Based on our experiences at the Forum, European approach on data seems to be much risk and security focused; trusting on regulation, compared to the US approach which trusts markets even when fighting against a complex phenomenon like media bias. According to Professor Anya Schiffrin from Columbia University the current several initiatives around the world from multiple stakeholders have yet a very modest impact on the false news and distribution of disinformation. Schiffrin saw increasing cash flow from the consumers as the most prominent short-term solution for avoiding disinformation and enforcing transparent quality journalism.
Financial system in transition
But still, from the world’s perspective, were missing some of the most important data. We both were struck by the similarity of the problems both consumers and investors face when trying to be sustainable: they do not know the real effects of their choices.
To begin with, customers do not know what externalities their purchases really cause. For an example, it is generally known that the ever-expanding palm oil plantations cause loss of rainforest in Borneo. Still, no individual consumer really understands how much rainforest one destroys annually, nor what were the individual purchases with palm oil. It would be possible to provide this information through Earth Systems models, and thus help consumers make their decisions based on their values.
The same goes for investment. Impact investment, which takes into account the social and environmental performance alongside the financial one, also suffers from the lack of information about the real effect of investment opportunities. According to Elizabeth Corley, Senior Advisor at Allianz, a majority of investors do let their values affect their decisions, but they cannot reliably see more than the financial effect. For impact investment to become mainstream, the whole value chain of investment needs to be made visible and provide a holistic view of the involved stakeholders.
’Europe’ in the European Forum Alpbach
Even though European Forum Alpbach has grown into a global meeting place of academics and professionals and discusses global issues, European perspective, especially integration issues, were a vocally present theme at the Forum. One of this year’s Forum’s most significant panels was regarding EU enlargement.
The Serbian President Aleksandar Vučić, Kosovo’s President Hashim Thaçi and the Slovenian President Borut Pahor participated in a discussion, where they publicly committed to strive for a border deal. According to Johannes Hahn, the commissioner for EU enlargement, who also took part on the panel, Kosovo and Serbia solving the conflict is a necessary condition for further enlargement negotiations.

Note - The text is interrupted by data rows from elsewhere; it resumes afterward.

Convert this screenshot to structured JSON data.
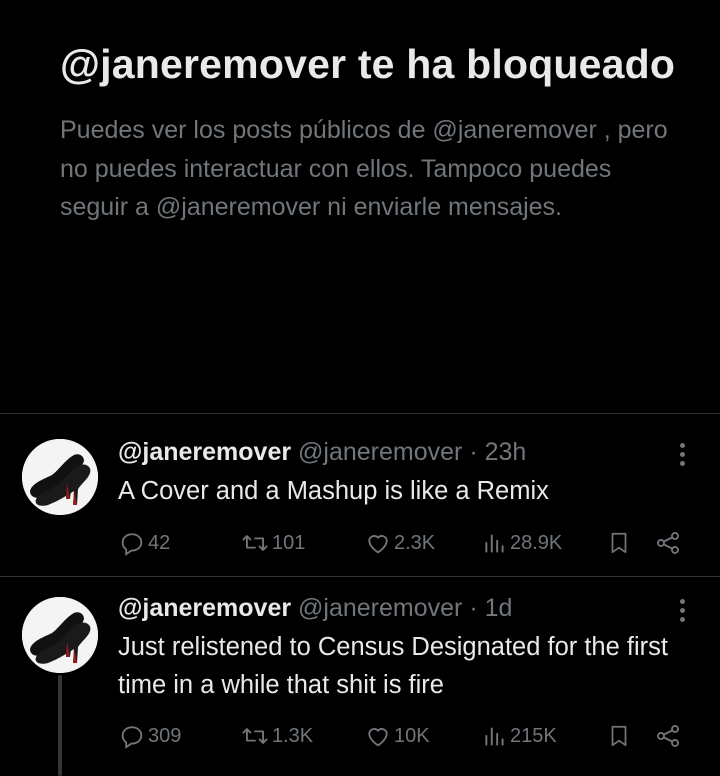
{
  "blocked_notice": {
    "title": "@janeremover te ha bloqueado",
    "message": "Puedes ver los posts públicos de @janeremover , pero no puedes interactuar con ellos. Tampoco puedes seguir a @janeremover ni enviarle mensajes."
  },
  "posts": [
    {
      "display_name": "@janeremover",
      "handle": "@janeremover",
      "separator": "·",
      "time": "23h",
      "text": "A Cover and a Mashup is like a Remix",
      "replies": "42",
      "reposts": "101",
      "likes": "2.3K",
      "views": "28.9K"
    },
    {
      "display_name": "@janeremover",
      "handle": "@janeremover",
      "separator": "·",
      "time": "1d",
      "text": "Just relistened to Census Designated for the first time in a while that shit is fire",
      "replies": "309",
      "reposts": "1.3K",
      "likes": "10K",
      "views": "215K"
    }
  ],
  "colors": {
    "background": "#000000",
    "primary_text": "#e7e9ea",
    "secondary_text": "#71767b",
    "divider": "#2f3336"
  }
}
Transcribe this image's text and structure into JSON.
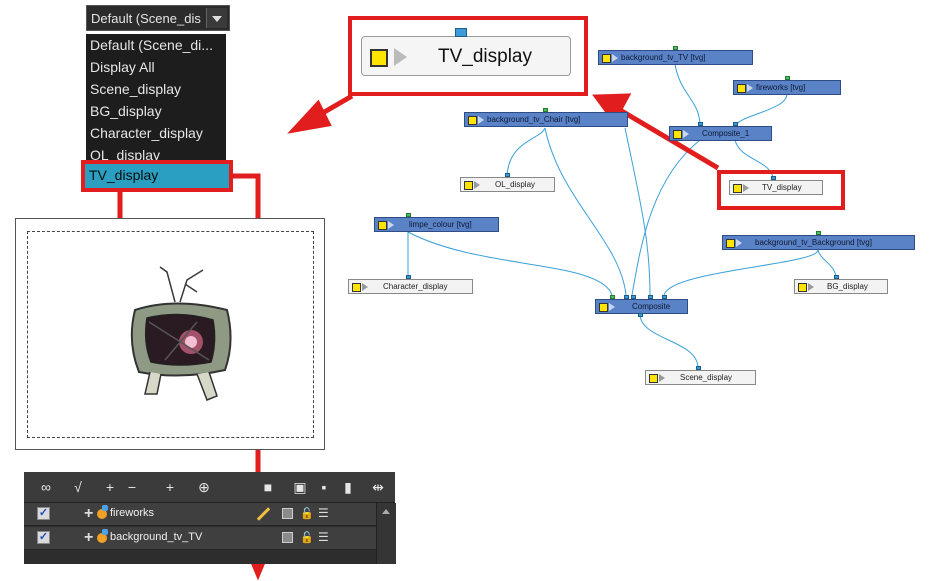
{
  "dropdown": {
    "current": "Default (Scene_dis",
    "options": [
      "Default (Scene_di...",
      "Display All",
      "Scene_display",
      "BG_display",
      "Character_display",
      "OL_display"
    ],
    "selected": "TV_display"
  },
  "big_node": {
    "label": "TV_display"
  },
  "nodes": {
    "bg_tv_tv": "background_tv_TV [tvg]",
    "fireworks": "fireworks [tvg]",
    "composite_1": "Composite_1",
    "tv_display": "TV_display",
    "bg_tv_chair": "background_tv_Chair [tvg]",
    "ol_display": "OL_display",
    "limpe_colour": "limpe_colour [tvg]",
    "bg_tv_background": "background_tv_Background [tvg]",
    "character_display": "Character_display",
    "bg_display": "BG_display",
    "composite": "Composite",
    "scene_display": "Scene_display"
  },
  "timeline": {
    "layers": [
      {
        "name": "fireworks",
        "checked": "✓"
      },
      {
        "name": "background_tv_TV",
        "checked": "✓"
      }
    ]
  },
  "colors": {
    "highlight_red": "#e11d1d",
    "selection_blue": "#2a9fc1",
    "node_blue": "#5a82c6"
  }
}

Time and again EFA’s power was said to be laying on its attendees, and by mid-Forum we could no longer refrain from agreeing wholeheartedly. Taking people together to Tyrolean mountains, whether presidents or scholarship holders, seems to create an unusual atmosphere, where the exchange of eye-opening and perspective shifting conversations feels natural or at least easier than on your usual seminar.
One of these memorable moments for us was the Ukrainian Independence day celebration on 24th of August, reminding about the meaning of independency and of the ongoing war these days less represented by the global medias. Global institutions are still needed today, and platforms like European Forum Alpbach can remind us that 50 years of peace is a luxury worth nurturing.